10. LeChevallier, M. W., N. E. Shaw, L. A. Kaplan, and T. L. Bott. 1993. Development of a rapid assimilable organic carbon method for water. Appl. Environ. Microbiol. 59:1526-1531. [PMC free article] [PubMed]
11. LeChevallier, M. W., N. J. Welch, and D. B. Smith. 1996. Full-scale studies of factors related to coliform regrowth in drinking water. Appl. Environ. Microbiol. 62:2201-2211. [PMC free article] [PubMed]
12. National Research Council. 1998. Issues in potable reuse: the viability of augmenting drinking water supplies with reclaimed water. National Academy Press, Washington, DC.
13. van der Kooij, D. 1990. Assimilable organic carbon (AOC) in drinking water, p. 57-87. In G. A. McFeters (ed.), Drinking water microbiology. Springer-Verlag, New York, NY.
14. van der Kooij, D. 1992. Assimilable organic carbon as an indicator of bacterial regrowth. J. Am. Water Works Assoc. 84:57-65.
15. Volk, C. J., and M. W. LeChevallier. 2000. Assessing biodegradable organic matter. J. Am. Water Works Assoc. 92:64-76.

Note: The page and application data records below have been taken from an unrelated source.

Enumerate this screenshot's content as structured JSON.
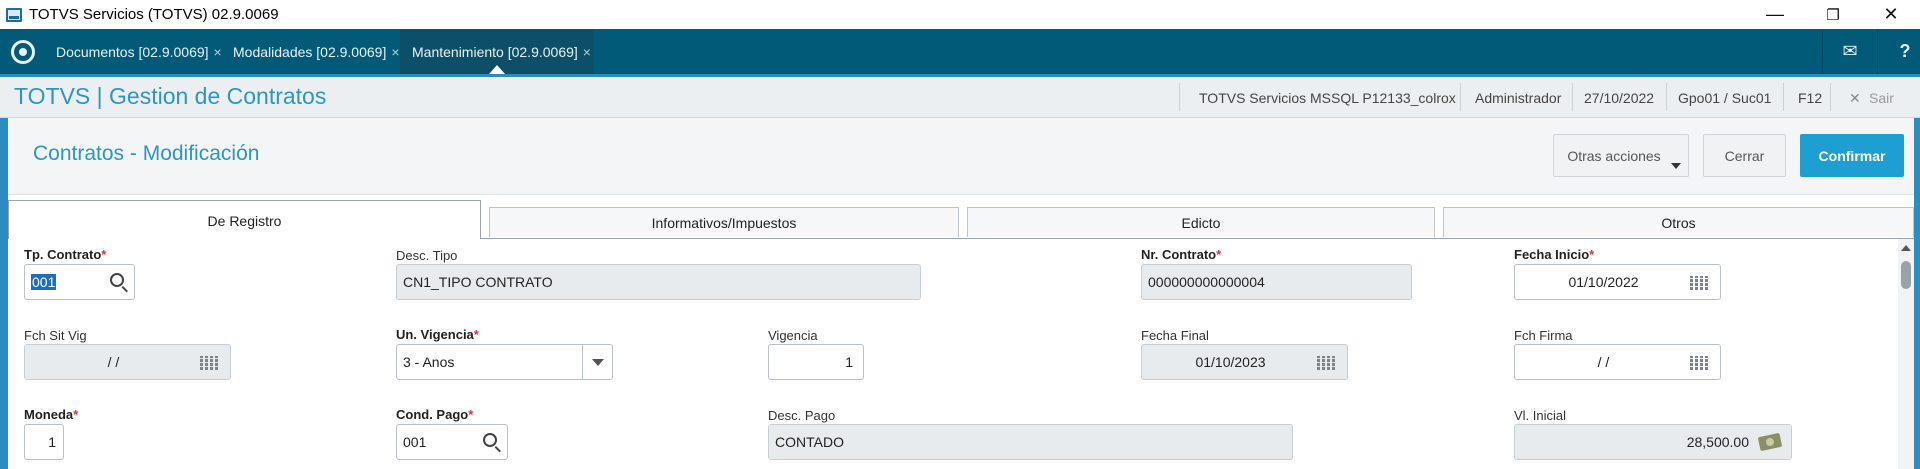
{
  "window": {
    "title": "TOTVS Servicios (TOTVS) 02.9.0069",
    "minimize": "—",
    "restore": "❐",
    "close": "✕"
  },
  "tabs": [
    {
      "label": "Documentos [02.9.0069]",
      "close": "×"
    },
    {
      "label": "Modalidades [02.9.0069]",
      "close": "×"
    },
    {
      "label": "Mantenimiento [02.9.0069]",
      "close": "×",
      "active": true
    }
  ],
  "tabbar_icons": {
    "mail": "✉",
    "help": "?"
  },
  "header": {
    "app_title": "TOTVS | Gestion de Contratos",
    "environment": "TOTVS Servicios MSSQL P12133_colrox",
    "user": "Administrador",
    "date": "27/10/2022",
    "branch": "Gpo01 / Suc01",
    "shortcut": "F12",
    "exit_icon": "✕",
    "exit_label": "Sair"
  },
  "page": {
    "title": "Contratos - Modificación",
    "other_actions_label": "Otras acciones",
    "close_label": "Cerrar",
    "confirm_label": "Confirmar"
  },
  "folders": [
    {
      "label": "De Registro",
      "active": true
    },
    {
      "label": "Informativos/Impuestos"
    },
    {
      "label": "Edicto"
    },
    {
      "label": "Otros"
    }
  ],
  "form": {
    "tp_contrato": {
      "label": "Tp. Contrato",
      "value": "001"
    },
    "desc_tipo": {
      "label": "Desc. Tipo",
      "value": "CN1_TIPO CONTRATO"
    },
    "nr_contrato": {
      "label": "Nr. Contrato",
      "value": "000000000000004"
    },
    "fecha_inicio": {
      "label": "Fecha Inicio",
      "value": "01/10/2022"
    },
    "fch_sit_vig": {
      "label": "Fch Sit Vig",
      "value": "/  /"
    },
    "un_vigencia": {
      "label": "Un. Vigencia",
      "value": "3 - Anos"
    },
    "vigencia": {
      "label": "Vigencia",
      "value": "1"
    },
    "fecha_final": {
      "label": "Fecha Final",
      "value": "01/10/2023"
    },
    "fch_firma": {
      "label": "Fch Firma",
      "value": "/  /"
    },
    "moneda": {
      "label": "Moneda",
      "value": "1"
    },
    "cond_pago": {
      "label": "Cond. Pago",
      "value": "001"
    },
    "desc_pago": {
      "label": "Desc. Pago",
      "value": "CONTADO"
    },
    "vl_inicial": {
      "label": "Vl. Inicial",
      "value": "28,500.00"
    },
    "required_mark": "*"
  },
  "colors": {
    "tabbar": "#005a78",
    "accent": "#2a97c4",
    "primary_button": "#1e9fd1",
    "required": "#e03030"
  }
}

Articles from Applied and Environmental Microbiology are provided here courtesy of American Society for Microbiology (ASM)